#### TASK DETAILS
Output, word for word, the span of lines that starts at the one containing "Convert this screenshot" and ends at the last line of the records.

#### GIVEN ENTRIES
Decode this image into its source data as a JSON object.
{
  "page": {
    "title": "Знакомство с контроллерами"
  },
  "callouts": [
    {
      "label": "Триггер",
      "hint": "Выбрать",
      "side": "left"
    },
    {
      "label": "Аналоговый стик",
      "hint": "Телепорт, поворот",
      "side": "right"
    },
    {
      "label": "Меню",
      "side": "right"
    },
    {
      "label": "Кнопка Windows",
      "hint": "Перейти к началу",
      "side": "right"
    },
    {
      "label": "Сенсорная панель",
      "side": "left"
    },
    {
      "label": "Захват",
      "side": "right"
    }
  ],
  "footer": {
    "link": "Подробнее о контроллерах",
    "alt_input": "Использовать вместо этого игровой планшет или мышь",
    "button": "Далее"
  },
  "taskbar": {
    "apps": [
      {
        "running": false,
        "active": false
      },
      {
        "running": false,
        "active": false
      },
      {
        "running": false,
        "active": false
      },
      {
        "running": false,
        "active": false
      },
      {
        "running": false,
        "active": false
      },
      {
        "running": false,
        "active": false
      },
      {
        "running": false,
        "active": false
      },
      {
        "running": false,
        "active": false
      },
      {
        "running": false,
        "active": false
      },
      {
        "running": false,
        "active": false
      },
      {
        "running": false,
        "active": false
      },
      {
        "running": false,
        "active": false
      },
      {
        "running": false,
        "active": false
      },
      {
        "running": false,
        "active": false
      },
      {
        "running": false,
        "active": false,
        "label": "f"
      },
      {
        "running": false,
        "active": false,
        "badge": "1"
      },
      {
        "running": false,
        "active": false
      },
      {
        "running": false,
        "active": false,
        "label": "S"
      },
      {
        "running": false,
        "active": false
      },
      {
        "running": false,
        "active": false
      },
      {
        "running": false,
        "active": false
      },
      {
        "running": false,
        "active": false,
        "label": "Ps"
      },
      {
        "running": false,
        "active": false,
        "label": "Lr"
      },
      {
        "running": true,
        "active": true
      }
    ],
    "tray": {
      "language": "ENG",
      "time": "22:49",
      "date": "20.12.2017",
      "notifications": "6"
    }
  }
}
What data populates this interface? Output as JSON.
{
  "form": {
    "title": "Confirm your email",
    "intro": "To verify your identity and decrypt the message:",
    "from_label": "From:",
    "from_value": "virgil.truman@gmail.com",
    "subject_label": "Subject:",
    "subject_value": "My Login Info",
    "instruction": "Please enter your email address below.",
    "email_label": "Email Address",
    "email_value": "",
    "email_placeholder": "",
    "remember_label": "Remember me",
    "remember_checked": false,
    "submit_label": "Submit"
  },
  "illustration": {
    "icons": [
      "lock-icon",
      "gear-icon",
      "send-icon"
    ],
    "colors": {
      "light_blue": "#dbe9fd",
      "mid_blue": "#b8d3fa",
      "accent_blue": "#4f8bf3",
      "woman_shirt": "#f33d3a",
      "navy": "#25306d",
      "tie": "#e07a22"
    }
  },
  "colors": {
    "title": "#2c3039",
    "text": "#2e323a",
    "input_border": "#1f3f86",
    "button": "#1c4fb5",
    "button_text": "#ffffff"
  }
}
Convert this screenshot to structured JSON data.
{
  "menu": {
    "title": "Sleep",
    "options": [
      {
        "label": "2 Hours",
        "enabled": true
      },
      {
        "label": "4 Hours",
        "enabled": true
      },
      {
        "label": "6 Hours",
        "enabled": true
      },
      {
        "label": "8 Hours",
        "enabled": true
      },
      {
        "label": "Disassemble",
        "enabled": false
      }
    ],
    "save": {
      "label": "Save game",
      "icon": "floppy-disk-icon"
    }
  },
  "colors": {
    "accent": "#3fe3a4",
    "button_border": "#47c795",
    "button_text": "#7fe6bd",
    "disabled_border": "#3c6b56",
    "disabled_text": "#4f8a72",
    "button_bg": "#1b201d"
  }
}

#### SOLVED EXERCISE
Convert this screenshot to structured JSON data.
{
  "menu": {
    "title": "Sleep",
    "options": [
      {
        "label": "2 Hours",
        "enabled": true
      },
      {
        "label": "4 Hours",
        "enabled": true
      },
      {
        "label": "6 Hours",
        "enabled": true
      },
      {
        "label": "8 Hours",
        "enabled": true
      },
      {
        "label": "Disassemble",
        "enabled": false
      }
    ],
    "save": {
      "label": "Save game",
      "icon": "floppy-disk-icon"
    }
  },
  "colors": {
    "accent": "#3fe3a4",
    "button_border": "#47c795",
    "button_text": "#7fe6bd",
    "disabled_border": "#3c6b56",
    "disabled_text": "#4f8a72",
    "button_bg": "#1b201d"
  }
}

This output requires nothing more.